→ WORK INSTRUCTION: Could you print all the entries exactly?

====== DATA LISTING ======

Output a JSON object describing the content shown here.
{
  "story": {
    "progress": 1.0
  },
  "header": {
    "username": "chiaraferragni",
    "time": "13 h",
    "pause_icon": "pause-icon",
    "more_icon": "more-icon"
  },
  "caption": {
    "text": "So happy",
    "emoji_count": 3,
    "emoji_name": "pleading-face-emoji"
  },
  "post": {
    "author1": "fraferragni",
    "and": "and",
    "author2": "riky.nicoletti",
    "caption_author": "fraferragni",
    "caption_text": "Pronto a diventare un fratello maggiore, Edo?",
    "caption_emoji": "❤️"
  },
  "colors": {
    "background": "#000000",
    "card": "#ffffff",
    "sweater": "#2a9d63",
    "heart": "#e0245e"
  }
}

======

→ THE COMPLETED TASK:
Output a JSON object describing the content shown here.
{
  "story": {
    "progress": 1.0
  },
  "header": {
    "username": "chiaraferragni",
    "time": "13 h",
    "pause_icon": "pause-icon",
    "more_icon": "more-icon"
  },
  "caption": {
    "text": "So happy",
    "emoji_count": 3,
    "emoji_name": "pleading-face-emoji"
  },
  "post": {
    "author1": "fraferragni",
    "and": "and",
    "author2": "riky.nicoletti",
    "caption_author": "fraferragni",
    "caption_text": "Pronto a diventare un fratello maggiore, Edo?",
    "caption_emoji": "❤️"
  },
  "colors": {
    "background": "#000000",
    "card": "#ffffff",
    "sweater": "#2a9d63",
    "heart": "#e0245e"
  }
}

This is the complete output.